Now that the seven-nation economic summit meeting is over, executives of hundreds of American companies would like to suggest a lively topic for next year's meeting: a $60 billion US export business that is facing a rising wall of protectionism around the world.
The products from these companies are not goods wrapped in cartons and strapped to pallets, but are services such as advertising, insurance, film processing, shipping, banking, and data processing.
In places like Mexico, Venezulea, Argentina, West Germany, Sweden, Japan, and even Canada -- the site of this year's summit -- US service companies are dealing with an increasing variety of nontariff barriers.
* In Canada, no commercials produced outside the country may be aired on television or radio.
* In Mexico, all ocean cargo going to or from that country must carry insurance from Mexican underwriters.
* In West Germany, all companies that use computers, including foreign firms that may only gather a small amount of information there, must do at least some data processing in that country.
* In Japan, cargo carried on foreign airlines must be checked through three warehouses, a process that can take several days, while cargo carried on Japan Air Lines gets overnight service in one warehouse.
* In Brazil, prints and copies of color feature films to be shown there must be processed there.

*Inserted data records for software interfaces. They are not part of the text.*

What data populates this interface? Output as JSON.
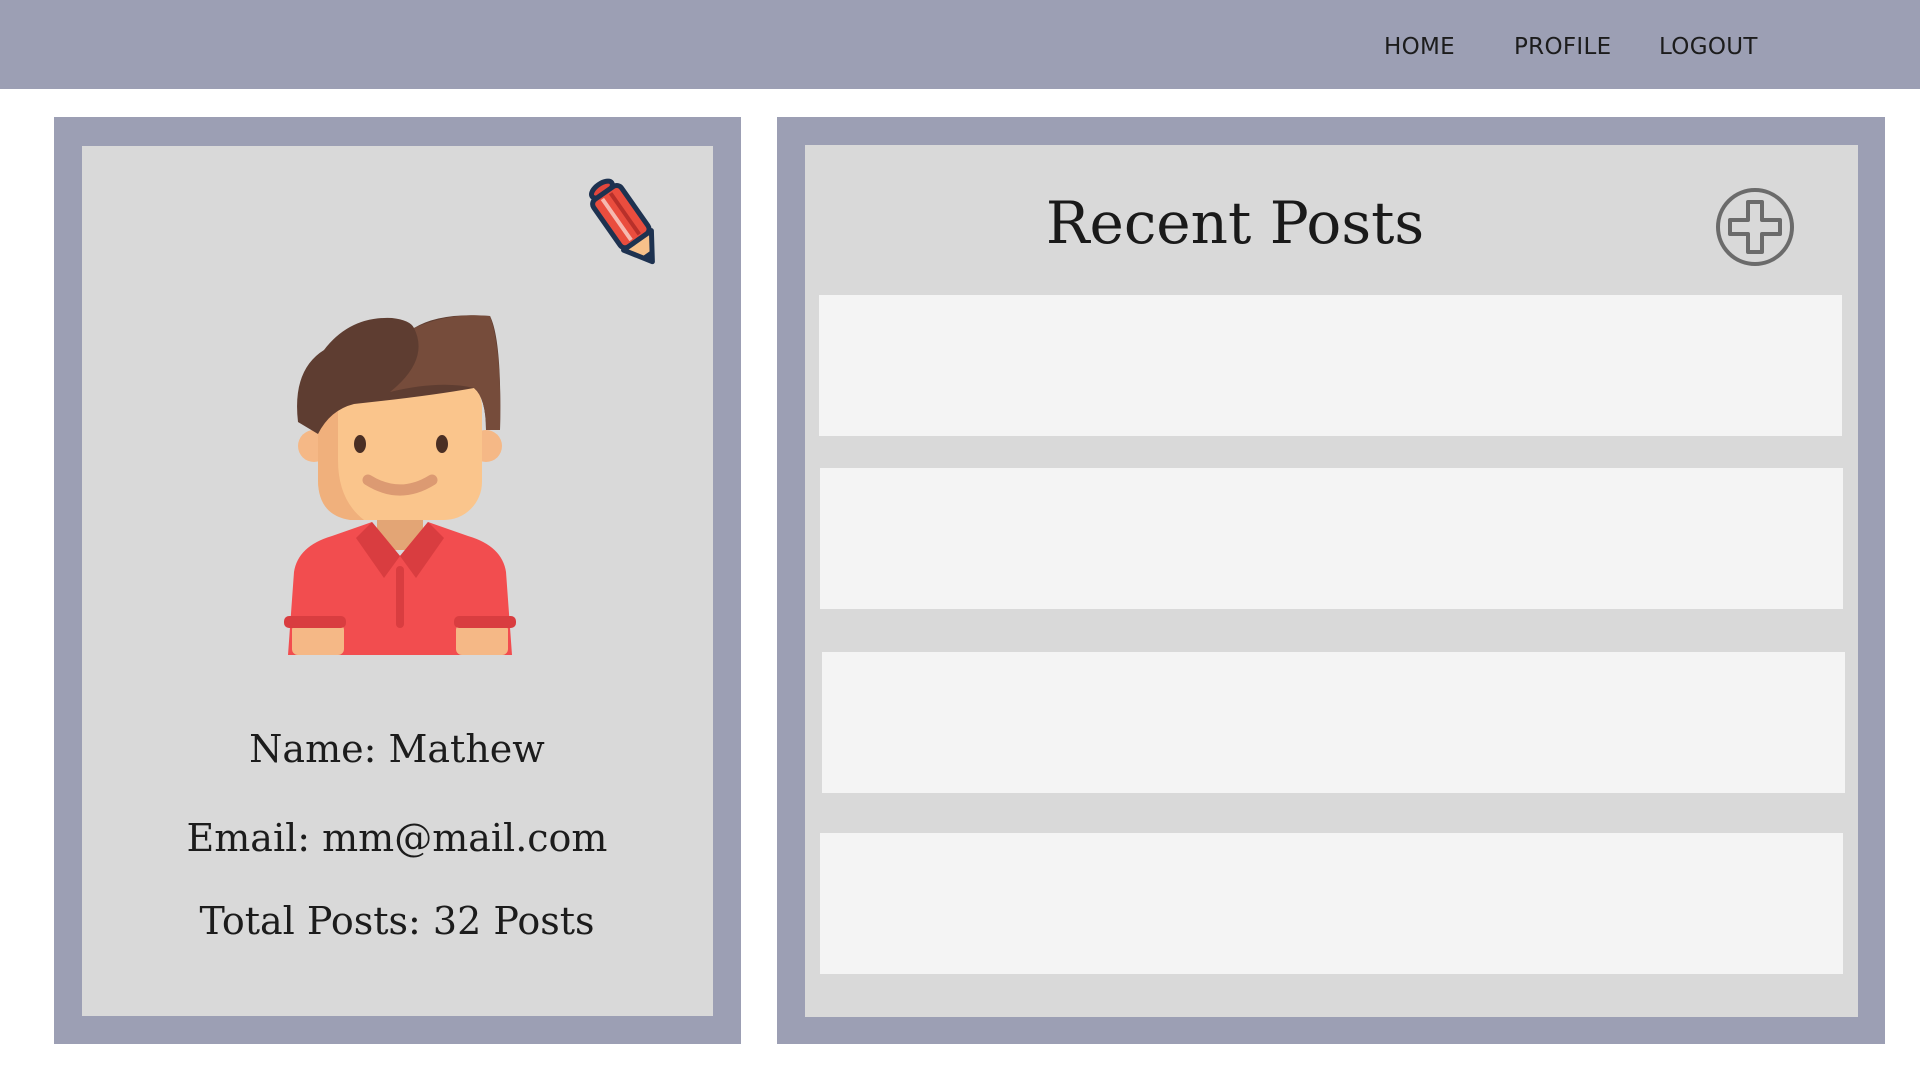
{
  "nav": {
    "home": "HOME",
    "profile": "PROFILE",
    "logout": "LOGOUT"
  },
  "profile": {
    "name_line": "Name: Mathew",
    "email_line": "Email: mm@mail.com",
    "posts_line": "Total Posts: 32 Posts"
  },
  "posts": {
    "title": "Recent Posts",
    "items": [
      "",
      "",
      "",
      ""
    ]
  },
  "icons": {
    "edit": "pencil-icon",
    "add": "plus-circle-icon",
    "avatar": "user-avatar"
  },
  "colors": {
    "frame": "#9c9fb4",
    "panel": "#d9d9d9",
    "card": "#f4f4f4",
    "text": "#1c1c1c"
  }
}
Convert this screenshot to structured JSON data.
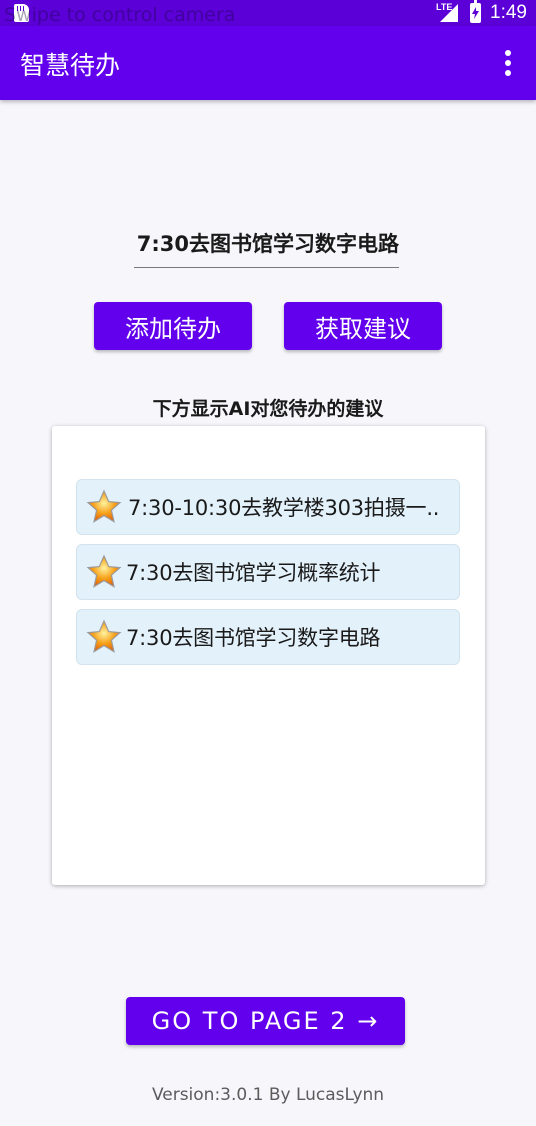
{
  "status_bar": {
    "overlay_text": "Swipe to control camera",
    "network": "LTE",
    "time": "1:49"
  },
  "app_bar": {
    "title": "智慧待办",
    "menu_icon": "more-vert-icon"
  },
  "todo_input": {
    "value": "7:30去图书馆学习数字电路"
  },
  "buttons": {
    "add": "添加待办",
    "suggest": "获取建议",
    "next_page": "GO TO PAGE 2 →"
  },
  "suggestion_label": "下方显示AI对您待办的建议",
  "todo_list": [
    {
      "icon": "star-icon",
      "text": "7:30-10:30去教学楼303拍摄一.."
    },
    {
      "icon": "star-icon",
      "text": "7:30去图书馆学习概率统计"
    },
    {
      "icon": "star-icon",
      "text": "7:30去图书馆学习数字电路"
    }
  ],
  "footer": {
    "version": "Version:3.0.1 By LucasLynn"
  },
  "colors": {
    "primary": "#6200ee",
    "status_bar": "#5b00d6",
    "list_item_bg": "#e3f1fb",
    "star": "#f7a21b"
  }
}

While protectionism in services was part of the preparatory discussions that led to the summit, it is considered unlikely that the topic was given much specific attention by the leaders themselves. And even if it does come up next year, US executives are not sure how much effect it would have in changing the policies of foreign governments.
"I don't know if we can change their minds, but I hope we can enact something in this country to change their minds," said Donald Miller, executive vice-president of American Marine Underwriters, a Miami firm that insures ocean cargo, except cargo going to Mexico and other countries with similar protections.
"It is situation where we deal in an almost totally free environment, but the other side doesn't," he continued.
A number of companies and US agencies, led by the Office of the US Trade Representative, are making an effort to change that environment.
"What we have here is a complete absence of the kind of international trade rules you have in goods," said Geza Feketekuty, assistant US trade representative, who is coordinating the effort to institute some rules.
This effort includes a program to identify all the specific industries, firms , and countries involved; preparations for multilateral talks among the members of the Organization for Economic Cooperation and Development; making sure that all future trade talks include discussions of protectionism in services; and a "major overhaul" of trade data. "TThe data we have is way out of date," Mr. Feketekuty said.
But a more aggressive solution would call for "a look at the various US laws pertaining to reciprocity in the international service area. . . . We want to find out what is the power of the president and other US authorities to deny access to countries that don't give us access."
The question of protectionism in services was considered for inclusion in the "Tokyo round" of trade negotiations, which ended in 1979. Because there had not been enough work done on the problem, "it was premature to bring it up then," Feketekuty said. "But we've been geeting more and more into the details in the last year or so."
An example of the lack of access for US companies involves something called "transborder data flows." Basically, these are any movements of information across international borders. But in a computer age, where intricate communication networks cover many countries but feed data to a central computer in one country, this process bumps up against a variety of laws concerning privacy, citizen access to information, and work for data-processing employees.
"The links between computers and telecommunication have become absolutely essential to international firms," said Joan Spiro, a vice-president at American Express and a former ambassador to the United Nations for economic and cultural affairs. But these links are being weakened by laws in countries like West Germany, Canada, and Japan requiring that some computing be done in host countries, restricting the type of information that can leave the country, or limiting the number of special communication lines that may be leased for data processing.
The restrictions mean that a company like American Express, which is involved in a variety of worldwide financial services, cannot completely centralize all its processing of credit card charges, traveler's checks, and other services, Ms. Spiro said.
For Flying Tiger, the Los Angeles-based air cargo carrier, the problems of sending freight to Japan represent another problem. In Tokyo, says Charles Malone, director of market development, Japan-bound cargo has to be processed through the New Tokyo Air Service Terminal, the International Air Cargo Terminal , and the Tokyo Air Cargo Terminals, while goods in Japanese carriers only go through one terminal. "In our business, the quality of ground service is the key difference to competition," Mr. Malone said.
"I could give you a litany of the problems we've had," said Ronald K. Shelp, vice-president for international Group, one of the largest insurance companies selling policies abroad. Several countries, he said, do not allow any foreign insurers to write policies. Some two dozen others, including Sweden and Kuwait, will permit only foreign firms to sell domestically types of insurance not sold by native companies.
Ms. Spiro sees some hope in the news that a few foreign companies and nations , including Hoechst, Air France, and Singapore, are calling for freer trade in services.